[Page and application data records]
⁂
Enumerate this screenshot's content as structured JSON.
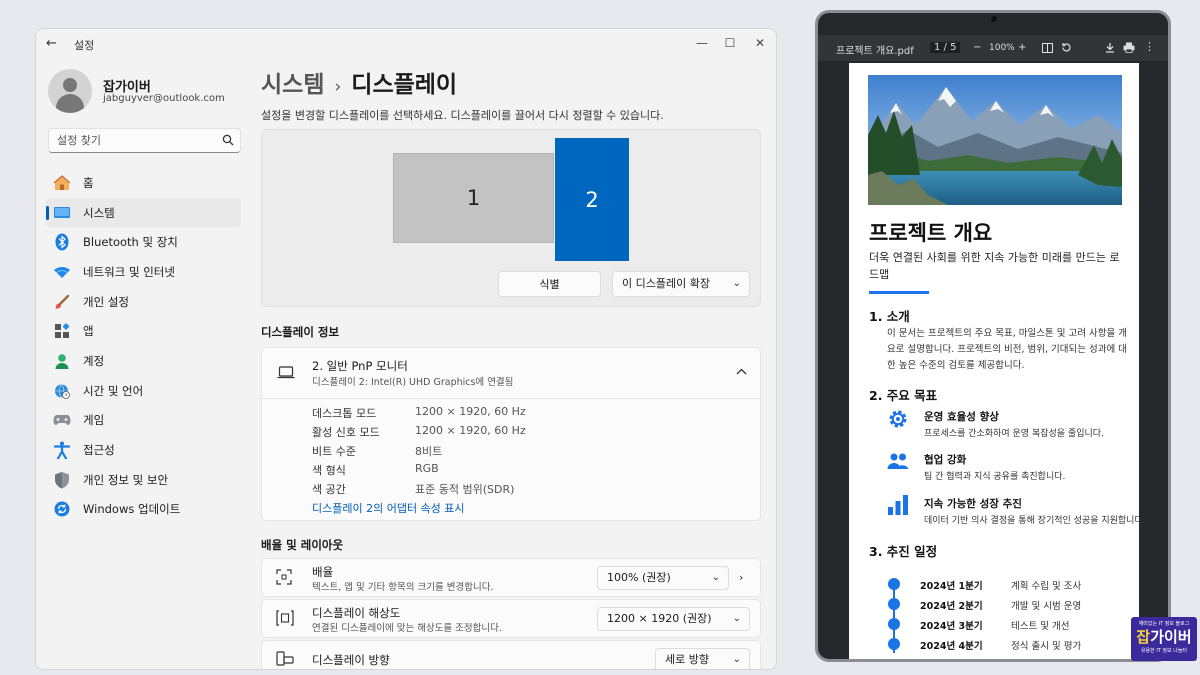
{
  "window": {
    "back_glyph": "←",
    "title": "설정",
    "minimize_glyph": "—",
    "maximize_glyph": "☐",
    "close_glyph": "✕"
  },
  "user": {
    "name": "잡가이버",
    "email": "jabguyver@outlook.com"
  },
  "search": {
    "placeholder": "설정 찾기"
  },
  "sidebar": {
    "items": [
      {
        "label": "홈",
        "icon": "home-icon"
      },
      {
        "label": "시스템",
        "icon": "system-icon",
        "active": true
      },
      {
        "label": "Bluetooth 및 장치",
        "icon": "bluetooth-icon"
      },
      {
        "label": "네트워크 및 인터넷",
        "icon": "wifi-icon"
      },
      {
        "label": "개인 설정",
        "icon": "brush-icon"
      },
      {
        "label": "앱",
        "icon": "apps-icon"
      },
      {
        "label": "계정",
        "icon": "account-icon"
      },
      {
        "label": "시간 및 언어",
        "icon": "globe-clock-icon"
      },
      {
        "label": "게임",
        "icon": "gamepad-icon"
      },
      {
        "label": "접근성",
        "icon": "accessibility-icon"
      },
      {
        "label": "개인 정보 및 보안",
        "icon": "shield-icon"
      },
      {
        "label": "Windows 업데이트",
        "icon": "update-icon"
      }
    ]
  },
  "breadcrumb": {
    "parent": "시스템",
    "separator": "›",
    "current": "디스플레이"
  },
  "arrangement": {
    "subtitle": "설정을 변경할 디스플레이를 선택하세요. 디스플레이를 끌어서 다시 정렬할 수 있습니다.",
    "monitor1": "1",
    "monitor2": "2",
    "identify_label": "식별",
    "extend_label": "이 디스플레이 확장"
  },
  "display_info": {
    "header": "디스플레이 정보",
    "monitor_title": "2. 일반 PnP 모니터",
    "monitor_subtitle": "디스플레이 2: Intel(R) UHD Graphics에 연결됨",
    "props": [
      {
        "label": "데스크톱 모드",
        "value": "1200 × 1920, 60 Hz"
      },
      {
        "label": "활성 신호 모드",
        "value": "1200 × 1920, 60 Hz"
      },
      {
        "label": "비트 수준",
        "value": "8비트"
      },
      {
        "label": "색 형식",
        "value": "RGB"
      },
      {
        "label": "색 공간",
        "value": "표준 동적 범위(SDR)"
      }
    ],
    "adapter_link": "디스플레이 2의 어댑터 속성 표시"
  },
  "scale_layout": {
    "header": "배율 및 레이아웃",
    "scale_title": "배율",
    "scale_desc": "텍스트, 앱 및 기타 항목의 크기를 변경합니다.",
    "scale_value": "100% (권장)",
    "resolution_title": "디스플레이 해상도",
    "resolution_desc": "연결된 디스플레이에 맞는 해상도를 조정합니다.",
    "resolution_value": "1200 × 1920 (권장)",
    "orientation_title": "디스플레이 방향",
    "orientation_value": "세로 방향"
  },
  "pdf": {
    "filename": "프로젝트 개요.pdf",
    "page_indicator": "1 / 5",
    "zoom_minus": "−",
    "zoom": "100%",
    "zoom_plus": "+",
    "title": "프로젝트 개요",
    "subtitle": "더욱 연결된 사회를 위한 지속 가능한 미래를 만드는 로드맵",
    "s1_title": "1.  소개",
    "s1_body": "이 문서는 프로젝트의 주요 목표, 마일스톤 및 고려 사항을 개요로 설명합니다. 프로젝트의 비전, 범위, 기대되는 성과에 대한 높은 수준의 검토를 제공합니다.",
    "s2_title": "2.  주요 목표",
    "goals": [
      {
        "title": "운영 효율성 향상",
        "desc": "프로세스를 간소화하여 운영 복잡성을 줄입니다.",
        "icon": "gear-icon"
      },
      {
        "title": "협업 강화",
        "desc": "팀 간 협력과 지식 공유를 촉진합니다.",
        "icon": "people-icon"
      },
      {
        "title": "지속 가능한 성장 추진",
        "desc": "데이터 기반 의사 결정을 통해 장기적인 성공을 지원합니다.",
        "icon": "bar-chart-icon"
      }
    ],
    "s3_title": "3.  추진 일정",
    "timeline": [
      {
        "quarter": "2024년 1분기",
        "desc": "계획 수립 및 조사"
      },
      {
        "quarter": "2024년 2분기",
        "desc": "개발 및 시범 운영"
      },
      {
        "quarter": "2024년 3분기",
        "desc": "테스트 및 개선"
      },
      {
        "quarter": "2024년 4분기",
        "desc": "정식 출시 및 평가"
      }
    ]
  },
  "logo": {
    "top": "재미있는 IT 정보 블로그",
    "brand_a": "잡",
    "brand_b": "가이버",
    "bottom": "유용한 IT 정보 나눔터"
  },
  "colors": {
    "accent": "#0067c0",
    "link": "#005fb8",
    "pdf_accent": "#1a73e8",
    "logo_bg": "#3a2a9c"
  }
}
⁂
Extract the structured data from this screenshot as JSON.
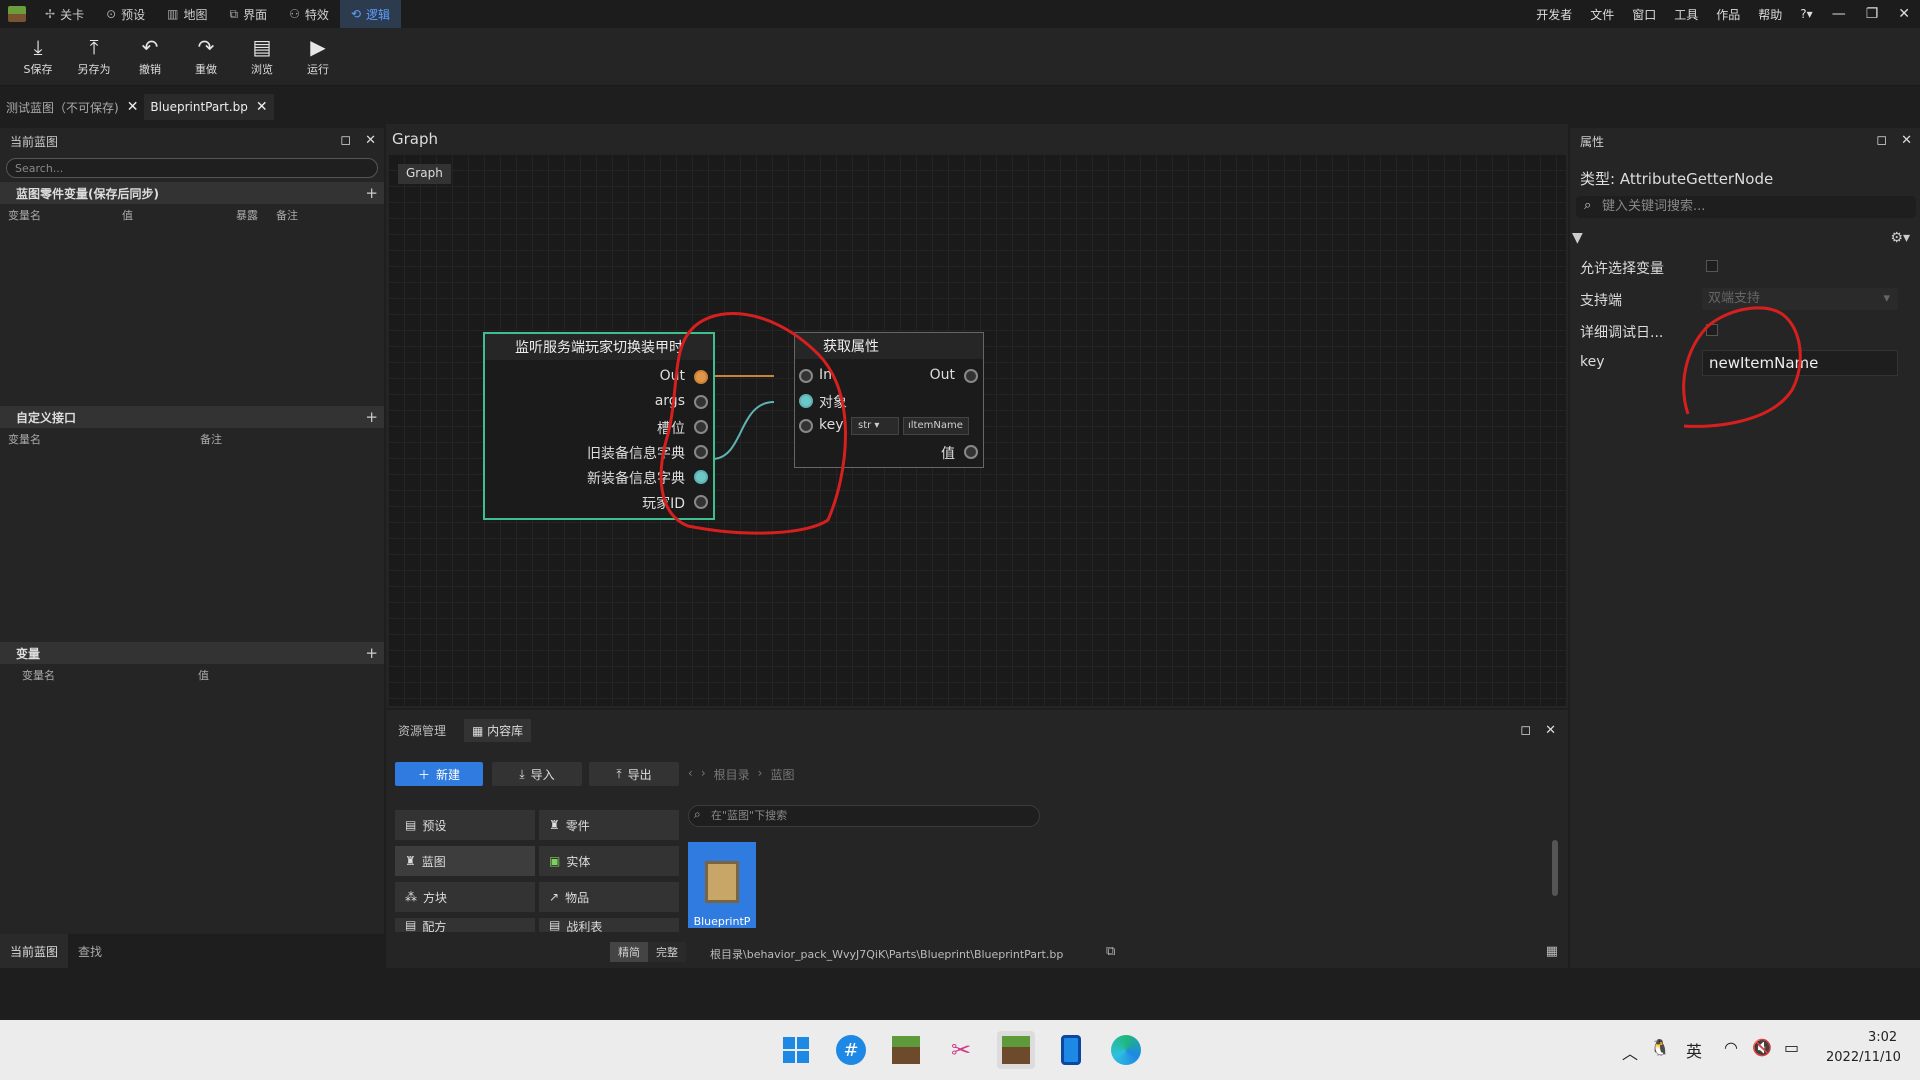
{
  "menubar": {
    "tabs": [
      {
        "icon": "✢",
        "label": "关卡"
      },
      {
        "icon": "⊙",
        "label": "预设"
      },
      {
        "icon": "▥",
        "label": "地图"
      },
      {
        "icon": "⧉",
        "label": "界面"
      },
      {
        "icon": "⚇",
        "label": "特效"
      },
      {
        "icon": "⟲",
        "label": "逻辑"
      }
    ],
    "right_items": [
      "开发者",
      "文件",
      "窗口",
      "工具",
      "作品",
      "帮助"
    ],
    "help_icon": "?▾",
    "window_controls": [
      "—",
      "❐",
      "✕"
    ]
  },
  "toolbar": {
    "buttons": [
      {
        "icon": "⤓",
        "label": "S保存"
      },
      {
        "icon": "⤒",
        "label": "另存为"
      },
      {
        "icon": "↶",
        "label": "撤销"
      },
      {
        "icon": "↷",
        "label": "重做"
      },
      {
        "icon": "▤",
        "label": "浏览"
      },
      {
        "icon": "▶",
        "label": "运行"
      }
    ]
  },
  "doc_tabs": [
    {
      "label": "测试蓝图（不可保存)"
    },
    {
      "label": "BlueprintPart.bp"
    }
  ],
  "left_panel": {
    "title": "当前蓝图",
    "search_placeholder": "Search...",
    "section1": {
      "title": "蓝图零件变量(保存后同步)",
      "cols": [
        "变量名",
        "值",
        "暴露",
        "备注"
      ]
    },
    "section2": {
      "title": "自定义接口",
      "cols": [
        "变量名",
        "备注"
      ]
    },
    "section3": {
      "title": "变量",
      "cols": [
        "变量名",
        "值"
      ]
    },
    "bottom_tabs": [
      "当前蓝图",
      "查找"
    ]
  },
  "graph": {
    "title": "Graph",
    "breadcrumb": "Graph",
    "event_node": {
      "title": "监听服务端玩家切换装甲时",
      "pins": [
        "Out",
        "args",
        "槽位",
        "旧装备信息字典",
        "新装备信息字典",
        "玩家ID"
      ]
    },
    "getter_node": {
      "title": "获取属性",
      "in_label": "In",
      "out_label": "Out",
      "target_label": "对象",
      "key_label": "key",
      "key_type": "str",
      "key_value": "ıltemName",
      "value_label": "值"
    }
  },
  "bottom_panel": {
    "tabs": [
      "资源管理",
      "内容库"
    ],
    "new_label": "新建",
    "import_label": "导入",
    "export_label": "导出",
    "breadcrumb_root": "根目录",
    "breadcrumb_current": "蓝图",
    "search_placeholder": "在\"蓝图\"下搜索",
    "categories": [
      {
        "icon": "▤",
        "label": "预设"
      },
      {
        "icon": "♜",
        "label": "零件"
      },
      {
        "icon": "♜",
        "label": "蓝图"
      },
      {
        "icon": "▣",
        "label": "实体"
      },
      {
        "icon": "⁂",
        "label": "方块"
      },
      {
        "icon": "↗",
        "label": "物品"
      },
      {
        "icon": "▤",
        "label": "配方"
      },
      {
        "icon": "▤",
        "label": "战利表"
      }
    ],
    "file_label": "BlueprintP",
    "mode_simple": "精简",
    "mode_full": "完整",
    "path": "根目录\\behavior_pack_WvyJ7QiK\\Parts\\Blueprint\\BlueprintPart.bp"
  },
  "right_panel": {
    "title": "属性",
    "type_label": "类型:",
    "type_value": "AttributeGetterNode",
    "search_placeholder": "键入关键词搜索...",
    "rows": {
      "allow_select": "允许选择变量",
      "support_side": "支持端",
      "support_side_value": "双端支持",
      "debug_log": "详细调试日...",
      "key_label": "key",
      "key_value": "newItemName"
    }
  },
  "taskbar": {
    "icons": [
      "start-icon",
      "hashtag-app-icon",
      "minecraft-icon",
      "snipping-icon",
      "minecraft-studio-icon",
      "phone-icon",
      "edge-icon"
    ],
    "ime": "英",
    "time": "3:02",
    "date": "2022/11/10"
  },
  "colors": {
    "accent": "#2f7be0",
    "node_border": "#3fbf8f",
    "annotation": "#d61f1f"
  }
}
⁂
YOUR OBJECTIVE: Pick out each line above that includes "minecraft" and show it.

YOUR SOLUTION:
      "minecraft-icon",
      "minecraft-studio-icon",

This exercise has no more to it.